Recently, we were involved in a project were a simple Lead/Lag controller was started up by the mechanical contractor. During the install there were a few items where the commissioning agent requested some changes to the programming of our controller. Since the job is local, I ended up going on site to install the new program and provide some courtesy training. As I watched the system work, it did not “feel” right. The outlet of the hot water boilers was around 190°F but the system loop was stuck well below setpoint. The boilers were cut back on their high limits, but the water was never making it to the main supply sensor. I found myself walking around the boiler room staring at the ceiling, tracing the piping in my mind. It all looked right. The offline boilers recirculate into the boiler loop. The online boilers go to the secondary loop. There is a way for it to cross over which I assumed was where the temperature was dropping, but I mentioned on both occasions to the mechanical contractor to check the flow, because there was definitely flow problems. Like most contractors, he was simply happy to be getting off the job.
After the building was handed over to the end user, their chief operator called asking for help. He saw that there was a problem. When an event happened that cause instability (boiler fault, large change in load, etc.) the system would lose control and never really recover. He was prepared to rip the controls off the wall. Of course this was a controls problem.
I asked our VP of Service to go to the job. I knew there was something wrong, but I did not see it. I explained the flow problems that I had noticed and asked him to keep an eye out. Once on site, Darrel started examining the install like I did. What my untrained eyes missed, his saw. The isolation valves were wired correctly in our panel, but went through relays which were wired inverted. The offline boilers were actually piped into the header, while the online boilers were recirculating. Presumably, heated water was flowing back to the boiler loop, then out through the offline boilers.
It was very satisfying personally to return to the site and see the temperatures working as they should. Everyone involved, the installer, mechanical contractor, commissioning agent, the end user and I missed this. Once fixed, the controller worked well.
It is easy to assume the controls are at fault.

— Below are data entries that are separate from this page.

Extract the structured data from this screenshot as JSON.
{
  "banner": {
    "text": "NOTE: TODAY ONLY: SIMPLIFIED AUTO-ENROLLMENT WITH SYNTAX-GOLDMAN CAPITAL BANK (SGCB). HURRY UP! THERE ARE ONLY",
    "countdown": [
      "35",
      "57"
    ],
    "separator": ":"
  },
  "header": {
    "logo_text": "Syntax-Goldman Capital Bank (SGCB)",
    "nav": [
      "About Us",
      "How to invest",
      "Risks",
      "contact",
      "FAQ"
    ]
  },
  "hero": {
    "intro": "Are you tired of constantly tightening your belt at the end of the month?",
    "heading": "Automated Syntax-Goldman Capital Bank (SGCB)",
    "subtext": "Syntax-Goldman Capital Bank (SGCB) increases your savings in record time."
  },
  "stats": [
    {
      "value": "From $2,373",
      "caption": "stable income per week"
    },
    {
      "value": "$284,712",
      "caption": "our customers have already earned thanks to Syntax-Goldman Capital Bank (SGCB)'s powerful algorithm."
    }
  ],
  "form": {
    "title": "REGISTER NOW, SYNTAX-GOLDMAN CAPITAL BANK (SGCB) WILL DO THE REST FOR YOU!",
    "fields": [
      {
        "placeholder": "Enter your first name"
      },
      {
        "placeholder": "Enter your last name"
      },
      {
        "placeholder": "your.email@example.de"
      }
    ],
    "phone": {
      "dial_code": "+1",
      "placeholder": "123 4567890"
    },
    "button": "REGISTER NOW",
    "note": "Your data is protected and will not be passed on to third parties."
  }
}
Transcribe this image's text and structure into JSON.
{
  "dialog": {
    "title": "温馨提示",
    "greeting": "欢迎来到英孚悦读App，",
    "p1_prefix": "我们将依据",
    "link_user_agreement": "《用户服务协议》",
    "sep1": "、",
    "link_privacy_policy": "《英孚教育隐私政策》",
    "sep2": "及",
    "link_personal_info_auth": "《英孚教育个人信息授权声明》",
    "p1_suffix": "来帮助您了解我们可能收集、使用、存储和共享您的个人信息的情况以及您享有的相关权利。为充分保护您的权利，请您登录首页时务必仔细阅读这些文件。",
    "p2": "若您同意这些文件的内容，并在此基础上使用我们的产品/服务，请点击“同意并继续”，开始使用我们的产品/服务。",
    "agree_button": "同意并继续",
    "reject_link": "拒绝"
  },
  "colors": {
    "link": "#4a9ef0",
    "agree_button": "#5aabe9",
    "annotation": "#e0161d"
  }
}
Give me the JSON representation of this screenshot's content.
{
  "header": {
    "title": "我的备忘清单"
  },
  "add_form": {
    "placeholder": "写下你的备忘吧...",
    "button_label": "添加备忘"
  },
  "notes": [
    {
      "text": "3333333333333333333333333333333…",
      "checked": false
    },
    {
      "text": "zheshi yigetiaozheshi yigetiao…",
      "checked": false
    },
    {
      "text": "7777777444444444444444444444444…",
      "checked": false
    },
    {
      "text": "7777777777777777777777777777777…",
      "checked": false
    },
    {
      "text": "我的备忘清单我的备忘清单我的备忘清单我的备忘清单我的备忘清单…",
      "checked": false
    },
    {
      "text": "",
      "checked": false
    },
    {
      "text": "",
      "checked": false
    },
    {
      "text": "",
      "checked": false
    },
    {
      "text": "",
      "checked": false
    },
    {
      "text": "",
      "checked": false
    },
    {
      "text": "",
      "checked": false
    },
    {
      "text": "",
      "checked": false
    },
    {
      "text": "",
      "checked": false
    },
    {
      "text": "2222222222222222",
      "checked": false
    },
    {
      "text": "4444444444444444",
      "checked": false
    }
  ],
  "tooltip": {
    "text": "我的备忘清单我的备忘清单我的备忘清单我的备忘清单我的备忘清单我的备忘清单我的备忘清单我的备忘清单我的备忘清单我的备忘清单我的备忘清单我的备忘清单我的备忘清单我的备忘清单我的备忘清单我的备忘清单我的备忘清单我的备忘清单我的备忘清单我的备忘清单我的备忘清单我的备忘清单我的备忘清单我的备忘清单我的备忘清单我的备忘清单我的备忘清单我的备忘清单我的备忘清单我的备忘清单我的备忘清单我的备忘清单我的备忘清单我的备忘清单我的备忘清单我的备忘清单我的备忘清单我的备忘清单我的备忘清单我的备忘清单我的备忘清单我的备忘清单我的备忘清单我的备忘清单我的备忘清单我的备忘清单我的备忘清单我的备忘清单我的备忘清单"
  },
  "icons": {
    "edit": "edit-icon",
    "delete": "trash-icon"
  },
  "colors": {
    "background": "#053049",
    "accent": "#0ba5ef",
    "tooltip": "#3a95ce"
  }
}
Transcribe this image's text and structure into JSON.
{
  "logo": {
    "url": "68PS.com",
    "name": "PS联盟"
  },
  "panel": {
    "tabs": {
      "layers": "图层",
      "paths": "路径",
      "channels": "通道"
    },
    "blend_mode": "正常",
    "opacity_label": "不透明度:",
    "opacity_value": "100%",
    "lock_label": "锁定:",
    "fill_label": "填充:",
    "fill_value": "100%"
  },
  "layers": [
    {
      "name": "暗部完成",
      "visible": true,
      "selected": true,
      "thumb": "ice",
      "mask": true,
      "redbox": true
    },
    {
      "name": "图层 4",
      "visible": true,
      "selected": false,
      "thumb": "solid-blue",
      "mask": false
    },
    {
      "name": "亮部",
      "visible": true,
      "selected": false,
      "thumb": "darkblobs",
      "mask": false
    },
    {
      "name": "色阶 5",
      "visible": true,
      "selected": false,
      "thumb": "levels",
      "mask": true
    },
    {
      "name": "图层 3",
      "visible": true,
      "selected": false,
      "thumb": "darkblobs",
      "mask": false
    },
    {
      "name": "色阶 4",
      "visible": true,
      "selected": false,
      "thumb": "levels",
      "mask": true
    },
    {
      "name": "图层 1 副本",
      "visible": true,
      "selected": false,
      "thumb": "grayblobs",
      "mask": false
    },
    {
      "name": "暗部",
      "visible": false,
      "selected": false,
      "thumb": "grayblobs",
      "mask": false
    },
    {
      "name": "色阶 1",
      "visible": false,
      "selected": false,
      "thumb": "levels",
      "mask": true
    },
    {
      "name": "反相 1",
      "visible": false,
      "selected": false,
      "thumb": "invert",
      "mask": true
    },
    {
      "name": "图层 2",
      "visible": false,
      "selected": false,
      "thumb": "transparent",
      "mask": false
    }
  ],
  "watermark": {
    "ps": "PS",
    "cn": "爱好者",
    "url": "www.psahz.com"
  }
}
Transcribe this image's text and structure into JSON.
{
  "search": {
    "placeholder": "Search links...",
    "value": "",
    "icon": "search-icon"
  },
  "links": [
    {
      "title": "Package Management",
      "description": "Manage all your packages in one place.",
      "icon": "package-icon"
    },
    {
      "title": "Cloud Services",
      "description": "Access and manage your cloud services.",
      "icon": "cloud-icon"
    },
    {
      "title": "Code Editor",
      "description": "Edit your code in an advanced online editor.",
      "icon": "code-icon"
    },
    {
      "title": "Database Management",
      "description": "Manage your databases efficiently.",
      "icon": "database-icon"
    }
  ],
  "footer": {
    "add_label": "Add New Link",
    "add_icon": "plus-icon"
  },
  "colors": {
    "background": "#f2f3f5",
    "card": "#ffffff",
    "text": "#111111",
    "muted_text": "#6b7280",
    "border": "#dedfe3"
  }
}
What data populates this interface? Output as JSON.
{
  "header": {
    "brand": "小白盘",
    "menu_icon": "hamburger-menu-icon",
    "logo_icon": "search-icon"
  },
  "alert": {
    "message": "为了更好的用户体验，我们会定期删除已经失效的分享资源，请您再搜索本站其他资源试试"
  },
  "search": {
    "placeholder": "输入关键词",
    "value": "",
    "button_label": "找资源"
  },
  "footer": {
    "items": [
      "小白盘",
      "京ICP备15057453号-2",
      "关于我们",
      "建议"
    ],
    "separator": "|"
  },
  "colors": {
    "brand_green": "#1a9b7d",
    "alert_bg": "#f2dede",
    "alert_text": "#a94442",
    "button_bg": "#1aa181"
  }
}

They are often the least understood, and therefore bear the brunt of the blame. However in times like these, the controls are simply responding to some other mechanical error. Not every problem is caused, nor can be fixed by controls.